Consider the graph $G$. For edges $e_1,e_2 \in E(G),$ let $e_1 \sim e_2$ if either $e_1 = e_2$ or $e_1$ and $e_2$ lie on some common cycle in $G$. I want to be able to prove that $\sim$ is an equivalence relation.

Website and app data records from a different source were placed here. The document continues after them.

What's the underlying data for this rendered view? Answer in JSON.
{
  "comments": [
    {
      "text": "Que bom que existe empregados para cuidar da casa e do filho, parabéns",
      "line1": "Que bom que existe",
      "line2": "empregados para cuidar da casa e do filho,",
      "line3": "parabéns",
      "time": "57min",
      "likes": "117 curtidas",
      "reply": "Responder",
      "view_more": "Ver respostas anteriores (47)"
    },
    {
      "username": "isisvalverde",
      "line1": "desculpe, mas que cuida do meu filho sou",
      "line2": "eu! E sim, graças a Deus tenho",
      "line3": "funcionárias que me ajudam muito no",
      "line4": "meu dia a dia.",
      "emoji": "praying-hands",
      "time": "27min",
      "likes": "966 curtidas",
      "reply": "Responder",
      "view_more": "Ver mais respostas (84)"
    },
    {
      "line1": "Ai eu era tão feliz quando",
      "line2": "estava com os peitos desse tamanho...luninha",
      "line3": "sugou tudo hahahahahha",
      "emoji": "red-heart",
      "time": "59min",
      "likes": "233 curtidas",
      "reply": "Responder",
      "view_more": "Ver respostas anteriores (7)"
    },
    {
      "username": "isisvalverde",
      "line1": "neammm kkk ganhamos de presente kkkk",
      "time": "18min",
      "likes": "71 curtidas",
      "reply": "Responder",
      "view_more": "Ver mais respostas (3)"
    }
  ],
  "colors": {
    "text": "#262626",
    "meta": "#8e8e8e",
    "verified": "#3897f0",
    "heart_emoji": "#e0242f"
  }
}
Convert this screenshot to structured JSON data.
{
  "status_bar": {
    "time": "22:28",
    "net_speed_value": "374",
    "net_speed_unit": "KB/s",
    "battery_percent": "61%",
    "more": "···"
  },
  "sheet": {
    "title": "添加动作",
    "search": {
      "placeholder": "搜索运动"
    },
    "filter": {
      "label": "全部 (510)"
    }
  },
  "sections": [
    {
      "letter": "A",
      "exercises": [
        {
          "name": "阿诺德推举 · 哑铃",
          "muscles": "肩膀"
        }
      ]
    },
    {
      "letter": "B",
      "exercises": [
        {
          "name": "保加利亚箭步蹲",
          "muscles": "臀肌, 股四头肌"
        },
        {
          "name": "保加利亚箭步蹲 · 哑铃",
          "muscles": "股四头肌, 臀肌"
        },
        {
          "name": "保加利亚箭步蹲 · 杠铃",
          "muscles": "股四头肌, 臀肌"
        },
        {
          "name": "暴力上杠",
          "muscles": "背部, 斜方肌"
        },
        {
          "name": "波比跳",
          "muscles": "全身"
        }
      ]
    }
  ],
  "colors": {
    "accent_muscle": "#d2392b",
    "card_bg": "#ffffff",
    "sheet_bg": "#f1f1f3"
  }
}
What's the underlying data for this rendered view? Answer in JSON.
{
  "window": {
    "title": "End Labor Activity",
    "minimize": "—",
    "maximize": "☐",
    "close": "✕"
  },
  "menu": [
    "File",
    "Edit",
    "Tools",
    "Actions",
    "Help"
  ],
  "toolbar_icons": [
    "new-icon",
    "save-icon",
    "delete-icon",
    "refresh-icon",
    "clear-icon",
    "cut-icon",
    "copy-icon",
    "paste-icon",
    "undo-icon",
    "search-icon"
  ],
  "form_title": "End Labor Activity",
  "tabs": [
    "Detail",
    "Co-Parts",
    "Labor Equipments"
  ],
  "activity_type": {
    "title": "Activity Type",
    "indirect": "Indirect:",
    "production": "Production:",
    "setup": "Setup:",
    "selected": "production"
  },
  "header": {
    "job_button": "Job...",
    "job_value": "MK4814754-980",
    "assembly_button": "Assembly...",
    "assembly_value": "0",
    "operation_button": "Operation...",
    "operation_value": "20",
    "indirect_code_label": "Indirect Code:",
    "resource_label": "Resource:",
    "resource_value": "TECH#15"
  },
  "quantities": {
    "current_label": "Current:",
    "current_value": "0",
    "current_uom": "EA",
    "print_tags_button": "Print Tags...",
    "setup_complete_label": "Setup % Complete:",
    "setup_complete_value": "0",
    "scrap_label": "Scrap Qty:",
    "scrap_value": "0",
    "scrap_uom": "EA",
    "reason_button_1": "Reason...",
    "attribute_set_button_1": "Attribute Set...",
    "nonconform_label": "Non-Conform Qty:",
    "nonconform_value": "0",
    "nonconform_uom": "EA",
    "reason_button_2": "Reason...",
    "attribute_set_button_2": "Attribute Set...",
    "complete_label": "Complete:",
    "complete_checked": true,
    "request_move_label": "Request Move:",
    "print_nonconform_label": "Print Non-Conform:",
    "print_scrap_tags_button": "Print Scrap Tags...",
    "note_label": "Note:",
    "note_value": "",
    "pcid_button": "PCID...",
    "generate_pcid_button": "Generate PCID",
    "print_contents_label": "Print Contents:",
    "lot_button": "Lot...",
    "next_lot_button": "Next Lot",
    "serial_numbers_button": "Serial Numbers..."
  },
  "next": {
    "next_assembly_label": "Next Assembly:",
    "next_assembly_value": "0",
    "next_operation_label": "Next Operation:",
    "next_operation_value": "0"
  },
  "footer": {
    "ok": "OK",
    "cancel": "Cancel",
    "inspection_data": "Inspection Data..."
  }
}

It is apparent to me that by definition, $e \sim e$, and so reflexitivity holds. If $e \sim e'$, the $e'$ must lie in the same cycle as $e$, so $e' \sim e$, and thus symmetry holds. However, I am having some difficulty proving some results related to transitivity. Say $e \sim e' \wedge e' \sim e''$. I want to figure out a cycle that includes all three vertices. If we consider the path $e,e',e'',$ how are we to be sure that there is some cycle that will lead back to $e$? Any assistance would be appreciated.